  • W.

    This album is pretty rockin!

  • AeonsOvChaos

    If you want some bestial Death/Black Metal inside your guts click here, desecration has begun:

  • Damage_Inc89

    Really loving this so far. I don’t think I’ve really checked out any of their previous stuff before this, either. I fell head over heels for Sarpanitum’s last album though, and I think at least two guys are in both bands.

    I was searching around online trying to see if there was any word of Blessed Be My Brothers being issued on vinyl, but no luck. Came across the FB page for Sarpanitum though, and they mentioned Mithras.

  • I finally listened to Howls of Ebb this morning and its’ one of very few albums this year to get an IMMEDIATE respin

  • Waynecro

    Kick-ass review, Spear! Thanks! I’m really looking forward to hearing the entire album. What I’ve heard so far reminds me of a mix of Morbid Angel and Martyr. I dig it!

  • Leif Bearikson

    Mithras and the Toilet? On Strange Poops

  • Leon Macey

    “My single favorite effect is the Shephard-Risset glissando on “Inside
    the Godmind,” a sort of tone-layering trick that creates an audio
    strange loop as it slides slowly down the scale.”

    Well spotted! There’s a few shepard tones on the record, either as riffs, leads or otherwise I’m wondering if anyone will spot them all 🙂

    Just a correction for the review; Rayner Coss performed vocals/bass on the record, I only recently took over the vocal role after Rayner left.

    Also we didn’t intend for any song to be taken as a possible starting point (that would make it very difficult to structure the album musically in the way we wanted) but it’s awesome you attempted to test that idea with the different track starting points and it’s cool it was close to working anyway. The ‘Strange Loop’ concept is tied up lyrically in the story behind the album (I know you didn’t have the lyrics to check that out), but we also tried to represent it musically in a few forms

    • TovH IS FAMOUS!!!

    • Spear

      Thanks for the response! I definitely plan on going through again (and again and again) looking for those Shephard tones and putting together the story. And I apologize for the misinformation; I had only taken a cursory look at the Facebook “members” section to see who did what, not realizing that Rayner had left.

      As to the multiple potential starting points thing, I knew as I was testing it that it was probably unintended. I still thought it was interesting that it largely worked, so I figured I’d include it in the review. In any case, I’ve been enjoying the album quite thoroughly.

  • The David Lynch film Lost Highway is the strangest loop I’ve ever, uh, looped.

  • Brouroboris

    “The rhythm guitars are both earthy and fiery, rich and warm.” This sentence made me happier than it had any right to.

  • Brouroboris

    Also Godel, Escher, Bach is one of the most challenging reads i’ve ever attempted.
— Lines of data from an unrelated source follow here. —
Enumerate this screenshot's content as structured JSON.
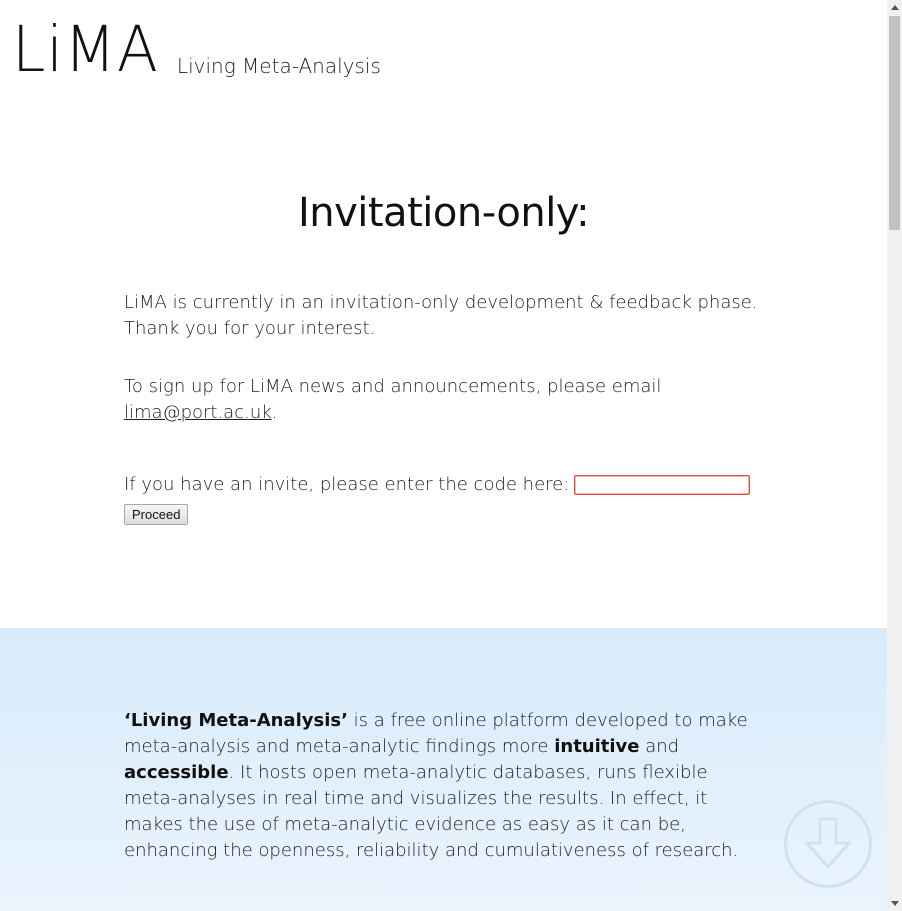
{
  "header": {
    "logo": "LiMA",
    "tagline": "Living Meta-Analysis"
  },
  "main": {
    "title": "Invitation-only:",
    "intro_line1": "LiMA is currently in an invitation-only development & feedback phase.",
    "intro_line2": "Thank you for your interest.",
    "signup_text": "To sign up for LiMA news and announcements, please email",
    "email": "lima@port.ac.uk",
    "email_suffix": ".",
    "invite_label": "If you have an invite, please enter the code here:",
    "invite_value": "",
    "proceed_label": "Proceed"
  },
  "about": {
    "term": "‘Living Meta-Analysis’",
    "text1": " is a free online platform developed to make meta-analysis and meta-analytic findings more ",
    "bold1": "intuitive",
    "text2": " and ",
    "bold2": "accessible",
    "text3": ". It hosts open meta-analytic databases, runs flexible meta-analyses in real time and visualizes the results. In effect, it makes the use of meta-analytic evidence as easy as it can be, enhancing the openness, reliability and cumulativeness of research."
  },
  "icons": {
    "scroll_down": "arrow-down-circle-icon"
  },
  "colors": {
    "about_background": "#d7ebfb",
    "input_border": "#d9543a"
  }
}
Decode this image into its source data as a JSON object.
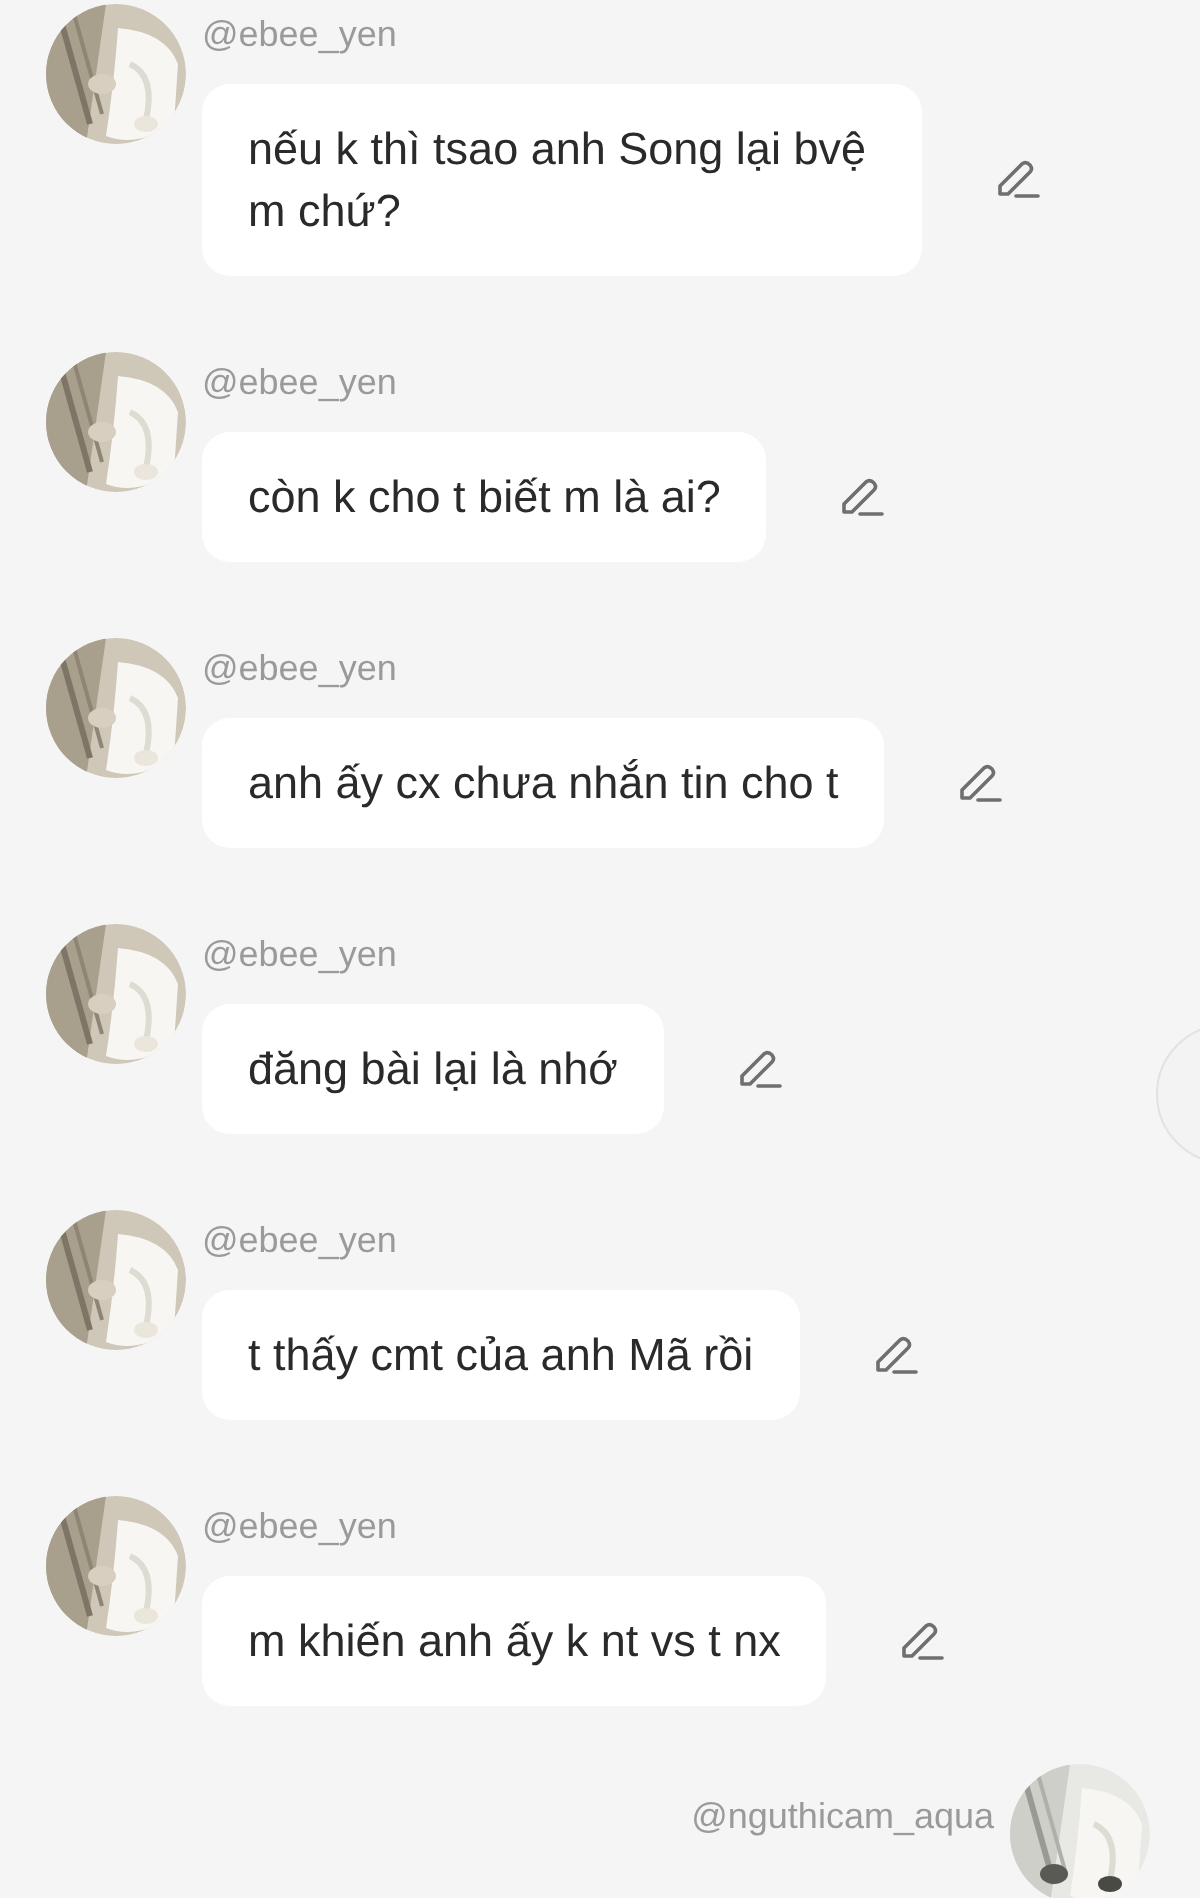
{
  "messages": [
    {
      "user": "@ebee_yen",
      "text": "nếu k thì tsao anh Song lại bvệ m chứ?"
    },
    {
      "user": "@ebee_yen",
      "text": "còn k cho t biết m là ai?"
    },
    {
      "user": "@ebee_yen",
      "text": "anh ấy cx chưa nhắn tin cho t"
    },
    {
      "user": "@ebee_yen",
      "text": "đăng bài lại là nhớ"
    },
    {
      "user": "@ebee_yen",
      "text": "t thấy cmt của anh Mã rồi"
    },
    {
      "user": "@ebee_yen",
      "text": "m khiến anh ấy k nt vs t nx"
    }
  ],
  "reply": {
    "user": "@nguthicam_aqua"
  }
}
That book is sitting on my shelf until i feel i’ve reached super computer levels of intelligence.